The following article originally appeared in The City Sun, a weekly African-American newspaper that was published in Brooklyn from 1984-1996 by the late Andrew Cooper. I’ve referenced the article for school and work newsletters highlighting Black History Month.
Noted historian Carter G. Woodson created Black History Month. Woodson was the founder and director of the Association for the Study of Negro Life and History.
Negro History week started as a weeklong celebration, coinciding with the birthdates of Abraham Lincoln on February 12th and Frederick Douglass on February 14th. Over the years, many schools, churches and organizations took time to honor the heritage and achievements of Black Americans.
Negro History Week took on added life in the 1960s and 1970s during the Civil Rights movement. Buoyed by heightened awareness, Negro History week observances began to take place throughout February.
1976 was the first year where February officially became Black History Month. This was on the event of the American Bicentennial, and the 50th anniversary of Negro History Week.
Each week in February was used to mark an important aspect of Black American History.

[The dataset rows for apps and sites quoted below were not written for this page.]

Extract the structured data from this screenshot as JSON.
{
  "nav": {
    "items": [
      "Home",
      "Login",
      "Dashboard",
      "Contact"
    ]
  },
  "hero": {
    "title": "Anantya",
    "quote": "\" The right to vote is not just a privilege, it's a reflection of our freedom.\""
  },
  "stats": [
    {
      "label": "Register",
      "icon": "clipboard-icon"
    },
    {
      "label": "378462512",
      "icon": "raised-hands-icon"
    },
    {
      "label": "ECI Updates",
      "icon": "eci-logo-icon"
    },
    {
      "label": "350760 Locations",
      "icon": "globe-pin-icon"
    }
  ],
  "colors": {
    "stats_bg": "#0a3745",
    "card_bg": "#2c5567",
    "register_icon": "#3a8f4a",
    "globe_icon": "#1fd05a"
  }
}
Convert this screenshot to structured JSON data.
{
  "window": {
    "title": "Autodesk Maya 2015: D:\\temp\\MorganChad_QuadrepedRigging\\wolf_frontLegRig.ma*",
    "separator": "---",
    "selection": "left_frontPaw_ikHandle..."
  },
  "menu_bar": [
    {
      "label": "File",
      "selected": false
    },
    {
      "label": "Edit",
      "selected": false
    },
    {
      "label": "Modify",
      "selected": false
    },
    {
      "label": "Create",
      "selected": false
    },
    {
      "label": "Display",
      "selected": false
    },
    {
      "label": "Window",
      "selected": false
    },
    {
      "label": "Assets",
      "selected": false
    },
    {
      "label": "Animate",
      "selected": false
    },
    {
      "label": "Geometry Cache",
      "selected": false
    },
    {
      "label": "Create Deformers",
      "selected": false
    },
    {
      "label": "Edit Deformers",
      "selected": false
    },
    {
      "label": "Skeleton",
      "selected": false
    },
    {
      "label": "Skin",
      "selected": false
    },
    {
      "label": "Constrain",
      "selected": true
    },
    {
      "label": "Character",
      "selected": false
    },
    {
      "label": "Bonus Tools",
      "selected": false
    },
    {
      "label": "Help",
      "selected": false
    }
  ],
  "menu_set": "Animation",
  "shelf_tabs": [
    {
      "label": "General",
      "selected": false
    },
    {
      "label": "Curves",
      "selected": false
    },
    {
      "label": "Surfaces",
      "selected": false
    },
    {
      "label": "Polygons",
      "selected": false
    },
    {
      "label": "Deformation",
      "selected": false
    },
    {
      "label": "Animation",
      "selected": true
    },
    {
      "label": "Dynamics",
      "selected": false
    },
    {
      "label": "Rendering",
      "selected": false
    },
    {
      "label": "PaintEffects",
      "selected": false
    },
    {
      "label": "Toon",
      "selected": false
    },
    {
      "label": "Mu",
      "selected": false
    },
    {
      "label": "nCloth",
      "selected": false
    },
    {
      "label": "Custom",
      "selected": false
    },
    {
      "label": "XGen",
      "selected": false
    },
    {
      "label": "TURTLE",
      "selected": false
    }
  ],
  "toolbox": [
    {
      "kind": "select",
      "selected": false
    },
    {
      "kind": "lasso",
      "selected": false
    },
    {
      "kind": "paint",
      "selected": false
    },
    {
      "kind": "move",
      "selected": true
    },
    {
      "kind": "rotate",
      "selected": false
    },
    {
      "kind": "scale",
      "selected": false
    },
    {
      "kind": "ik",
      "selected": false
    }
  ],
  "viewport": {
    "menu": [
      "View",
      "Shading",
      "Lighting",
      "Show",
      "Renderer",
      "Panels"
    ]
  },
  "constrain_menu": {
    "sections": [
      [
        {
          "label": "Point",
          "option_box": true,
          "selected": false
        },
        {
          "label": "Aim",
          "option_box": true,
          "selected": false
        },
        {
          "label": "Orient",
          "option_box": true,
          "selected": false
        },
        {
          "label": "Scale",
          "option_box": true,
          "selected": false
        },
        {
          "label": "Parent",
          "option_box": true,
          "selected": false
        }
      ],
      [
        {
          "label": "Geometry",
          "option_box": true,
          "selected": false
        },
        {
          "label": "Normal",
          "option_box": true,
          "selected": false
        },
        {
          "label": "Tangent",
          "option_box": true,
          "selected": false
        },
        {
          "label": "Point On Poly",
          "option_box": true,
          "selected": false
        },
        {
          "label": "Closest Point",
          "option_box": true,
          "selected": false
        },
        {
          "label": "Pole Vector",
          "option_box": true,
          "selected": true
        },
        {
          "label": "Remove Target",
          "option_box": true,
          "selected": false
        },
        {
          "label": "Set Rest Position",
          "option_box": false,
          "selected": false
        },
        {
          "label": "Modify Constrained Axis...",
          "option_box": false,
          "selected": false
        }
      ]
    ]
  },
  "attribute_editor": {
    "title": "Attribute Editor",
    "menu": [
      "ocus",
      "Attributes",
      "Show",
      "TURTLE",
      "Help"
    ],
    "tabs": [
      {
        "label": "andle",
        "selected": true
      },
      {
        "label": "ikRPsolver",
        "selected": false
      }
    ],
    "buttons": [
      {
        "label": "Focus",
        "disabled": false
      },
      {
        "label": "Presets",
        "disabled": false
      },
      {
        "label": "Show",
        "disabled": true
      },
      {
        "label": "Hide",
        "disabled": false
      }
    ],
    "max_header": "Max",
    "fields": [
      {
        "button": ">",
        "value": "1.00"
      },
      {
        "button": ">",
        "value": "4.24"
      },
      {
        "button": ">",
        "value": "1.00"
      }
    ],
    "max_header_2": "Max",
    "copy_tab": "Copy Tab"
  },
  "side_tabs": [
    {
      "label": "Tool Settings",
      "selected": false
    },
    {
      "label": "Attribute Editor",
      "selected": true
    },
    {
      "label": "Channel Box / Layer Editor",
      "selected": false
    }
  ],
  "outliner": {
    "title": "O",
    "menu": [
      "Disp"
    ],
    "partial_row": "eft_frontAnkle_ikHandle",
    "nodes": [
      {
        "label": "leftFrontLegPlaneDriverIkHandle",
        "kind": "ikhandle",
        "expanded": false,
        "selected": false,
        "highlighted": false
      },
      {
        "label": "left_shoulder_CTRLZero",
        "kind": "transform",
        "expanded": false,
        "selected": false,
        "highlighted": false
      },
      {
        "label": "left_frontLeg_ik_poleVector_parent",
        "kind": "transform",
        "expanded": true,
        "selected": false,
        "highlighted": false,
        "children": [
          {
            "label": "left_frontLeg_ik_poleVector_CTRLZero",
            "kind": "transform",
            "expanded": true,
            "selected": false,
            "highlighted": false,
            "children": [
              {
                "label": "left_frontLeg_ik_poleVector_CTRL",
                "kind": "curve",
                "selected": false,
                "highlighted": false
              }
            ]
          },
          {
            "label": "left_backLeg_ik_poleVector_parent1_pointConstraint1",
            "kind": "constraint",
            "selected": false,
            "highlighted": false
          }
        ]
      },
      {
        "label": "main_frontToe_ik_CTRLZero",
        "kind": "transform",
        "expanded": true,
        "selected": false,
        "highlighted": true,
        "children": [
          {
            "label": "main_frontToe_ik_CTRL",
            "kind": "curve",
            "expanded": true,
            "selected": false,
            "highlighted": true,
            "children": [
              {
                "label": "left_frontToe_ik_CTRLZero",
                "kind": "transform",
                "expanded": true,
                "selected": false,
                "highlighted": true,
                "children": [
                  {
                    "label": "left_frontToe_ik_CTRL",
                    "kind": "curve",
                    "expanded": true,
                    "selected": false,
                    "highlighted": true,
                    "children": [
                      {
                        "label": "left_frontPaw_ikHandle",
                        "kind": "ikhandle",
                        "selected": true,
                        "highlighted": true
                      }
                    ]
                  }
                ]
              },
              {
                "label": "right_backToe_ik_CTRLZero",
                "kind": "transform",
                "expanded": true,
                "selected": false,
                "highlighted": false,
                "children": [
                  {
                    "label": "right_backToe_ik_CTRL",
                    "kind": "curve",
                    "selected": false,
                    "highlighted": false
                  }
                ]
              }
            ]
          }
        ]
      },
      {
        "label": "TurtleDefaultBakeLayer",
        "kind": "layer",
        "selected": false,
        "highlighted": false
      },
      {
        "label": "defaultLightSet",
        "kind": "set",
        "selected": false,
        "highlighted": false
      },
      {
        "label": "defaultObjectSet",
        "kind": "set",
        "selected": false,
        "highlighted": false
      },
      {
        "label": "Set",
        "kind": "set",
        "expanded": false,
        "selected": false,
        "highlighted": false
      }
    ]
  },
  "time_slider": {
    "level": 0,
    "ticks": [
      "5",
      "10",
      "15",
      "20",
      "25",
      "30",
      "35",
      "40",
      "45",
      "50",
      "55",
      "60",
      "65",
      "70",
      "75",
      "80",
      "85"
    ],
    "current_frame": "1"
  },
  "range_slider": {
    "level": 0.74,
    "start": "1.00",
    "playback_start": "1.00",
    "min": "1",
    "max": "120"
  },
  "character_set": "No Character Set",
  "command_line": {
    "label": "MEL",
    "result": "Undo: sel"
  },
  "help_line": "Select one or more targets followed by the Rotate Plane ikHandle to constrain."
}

February 1-7 was for Black Americans to remember their heritage and contributions to the founding and development of the United States.
February 8-14 would be a celebration of Black traditions, cultural diversity and oneness as a nation.
February 15-21 would focus on realizing goals, securing the gift of liberty for all, and making use of the contributions of all citizens in shaping our society.
February 22-28 would be a time to look at the future for advances not yet attained. The last day would be an occasion to size the accomplishments of the preceding four weeks.
In 1993, Governor Mario Cuomo declared 1993 as “African-American History Year” in New York State.